Task item
Which lines of the data contain the string "JSON"? Show each of them.
"""
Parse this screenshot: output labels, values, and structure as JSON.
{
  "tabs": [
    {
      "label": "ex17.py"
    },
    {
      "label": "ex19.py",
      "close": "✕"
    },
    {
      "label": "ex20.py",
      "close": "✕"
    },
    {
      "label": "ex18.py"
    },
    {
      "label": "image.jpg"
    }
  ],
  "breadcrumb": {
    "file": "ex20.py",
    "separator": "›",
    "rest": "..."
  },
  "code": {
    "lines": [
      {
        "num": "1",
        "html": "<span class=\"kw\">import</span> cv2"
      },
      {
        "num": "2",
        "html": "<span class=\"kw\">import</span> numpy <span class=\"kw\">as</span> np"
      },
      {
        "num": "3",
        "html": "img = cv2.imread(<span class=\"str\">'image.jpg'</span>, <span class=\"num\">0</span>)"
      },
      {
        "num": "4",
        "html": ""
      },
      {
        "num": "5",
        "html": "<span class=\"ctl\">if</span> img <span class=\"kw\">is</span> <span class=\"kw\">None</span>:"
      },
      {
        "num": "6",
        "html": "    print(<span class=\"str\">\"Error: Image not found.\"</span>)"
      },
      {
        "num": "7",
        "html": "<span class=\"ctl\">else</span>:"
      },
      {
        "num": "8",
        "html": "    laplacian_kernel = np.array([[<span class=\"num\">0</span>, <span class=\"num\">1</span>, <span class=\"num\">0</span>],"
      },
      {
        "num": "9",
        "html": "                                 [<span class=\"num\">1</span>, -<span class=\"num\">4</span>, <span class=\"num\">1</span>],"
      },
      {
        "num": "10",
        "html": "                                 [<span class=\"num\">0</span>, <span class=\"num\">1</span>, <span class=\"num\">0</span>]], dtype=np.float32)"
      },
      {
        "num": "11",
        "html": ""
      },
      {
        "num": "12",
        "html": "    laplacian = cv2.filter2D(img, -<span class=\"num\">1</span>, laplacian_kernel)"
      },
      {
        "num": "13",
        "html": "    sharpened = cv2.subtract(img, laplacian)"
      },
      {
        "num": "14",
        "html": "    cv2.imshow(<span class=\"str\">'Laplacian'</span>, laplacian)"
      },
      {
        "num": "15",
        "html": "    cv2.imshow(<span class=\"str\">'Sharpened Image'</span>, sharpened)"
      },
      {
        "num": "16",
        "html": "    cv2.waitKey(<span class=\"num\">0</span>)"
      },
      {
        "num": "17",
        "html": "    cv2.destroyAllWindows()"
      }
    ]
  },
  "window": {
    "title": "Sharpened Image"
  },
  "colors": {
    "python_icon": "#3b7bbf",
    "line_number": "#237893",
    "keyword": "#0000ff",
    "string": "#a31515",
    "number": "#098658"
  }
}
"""
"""
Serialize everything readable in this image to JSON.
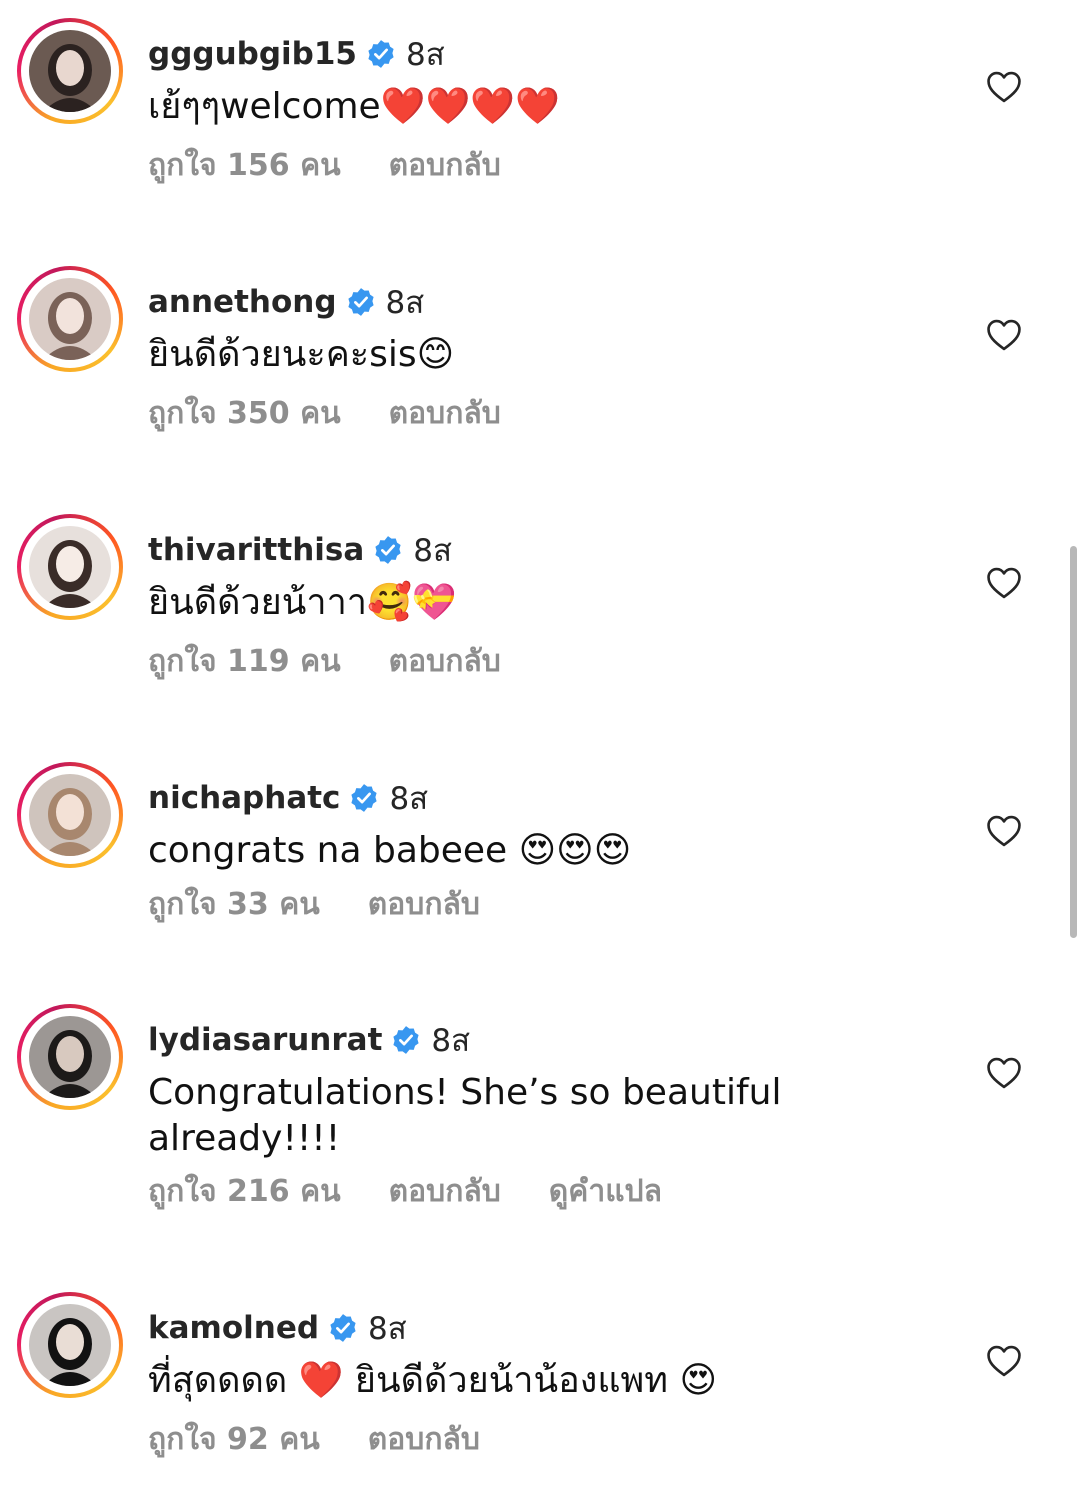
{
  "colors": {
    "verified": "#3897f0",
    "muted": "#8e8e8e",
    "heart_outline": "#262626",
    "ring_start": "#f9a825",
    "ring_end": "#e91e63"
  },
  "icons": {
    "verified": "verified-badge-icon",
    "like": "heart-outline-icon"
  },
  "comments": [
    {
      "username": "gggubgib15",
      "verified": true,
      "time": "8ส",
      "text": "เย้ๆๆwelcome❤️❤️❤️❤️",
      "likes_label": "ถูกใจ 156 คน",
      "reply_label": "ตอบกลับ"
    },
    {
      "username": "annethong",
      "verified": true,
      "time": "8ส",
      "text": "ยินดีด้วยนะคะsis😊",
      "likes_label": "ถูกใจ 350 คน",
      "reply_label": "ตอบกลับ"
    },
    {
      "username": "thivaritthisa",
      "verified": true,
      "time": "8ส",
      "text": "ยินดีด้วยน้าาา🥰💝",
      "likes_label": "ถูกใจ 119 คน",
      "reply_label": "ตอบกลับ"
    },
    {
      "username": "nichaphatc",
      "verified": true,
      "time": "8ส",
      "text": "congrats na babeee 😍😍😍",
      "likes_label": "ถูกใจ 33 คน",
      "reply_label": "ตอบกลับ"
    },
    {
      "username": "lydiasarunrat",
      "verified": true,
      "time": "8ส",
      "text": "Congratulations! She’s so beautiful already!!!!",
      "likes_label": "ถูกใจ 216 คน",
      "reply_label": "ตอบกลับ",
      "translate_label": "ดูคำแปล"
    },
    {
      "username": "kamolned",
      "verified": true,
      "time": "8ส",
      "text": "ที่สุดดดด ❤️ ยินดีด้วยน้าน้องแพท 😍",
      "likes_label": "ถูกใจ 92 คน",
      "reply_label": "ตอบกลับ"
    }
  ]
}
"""
Written reply
Parse this screenshot: output labels, values, and structure as JSON.
Serialize everything readable in this image to JSON.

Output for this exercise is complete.